Cite as: https://hdl.handle.net/11858/00-001M-0000-002E-1C70-8
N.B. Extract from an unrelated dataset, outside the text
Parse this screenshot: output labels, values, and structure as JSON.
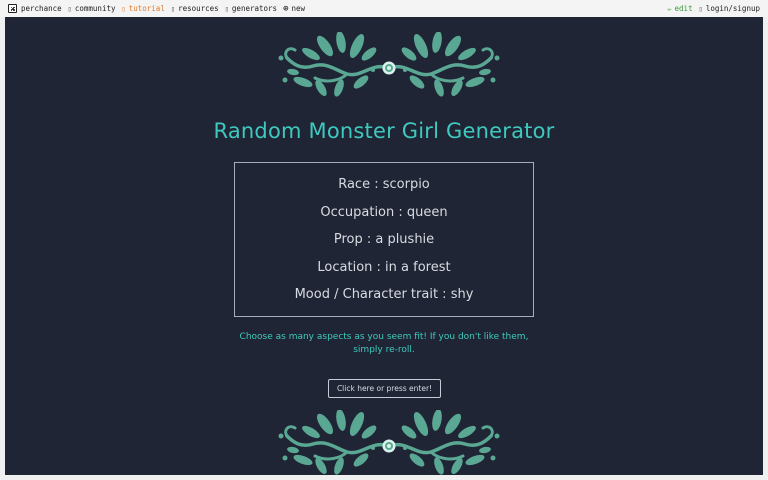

A hearing sensation arises when the elastic basilar membrane inside the cochlea vibrates. The basilar membrane is typically set into motion through airborne sound that displaces the middle ear and induces a pressure difference across the membrane. A second, alternative pathway exists, however: stimulation of the cochlear bone vibrates the basilar membrane as well. This pathway, referred to as bone conduction, is increasingly used in headphones that bypass the ear canal and the middle ear. Furthermore, otoacoustic emissions, sounds generated inside the cochlea and emitted therefrom, may not involve the usual wave on the basilar membrane, suggesting that additional cochlear structures are involved in their propagation. Here we describe a novel propagation mode within the cochlea that emerges through deformation of the cochlear bone. Through a mathematical and computational approach we demonstrate that this propagation mode can explain bone conduction as well as numerous properties of otoacoustic emissions.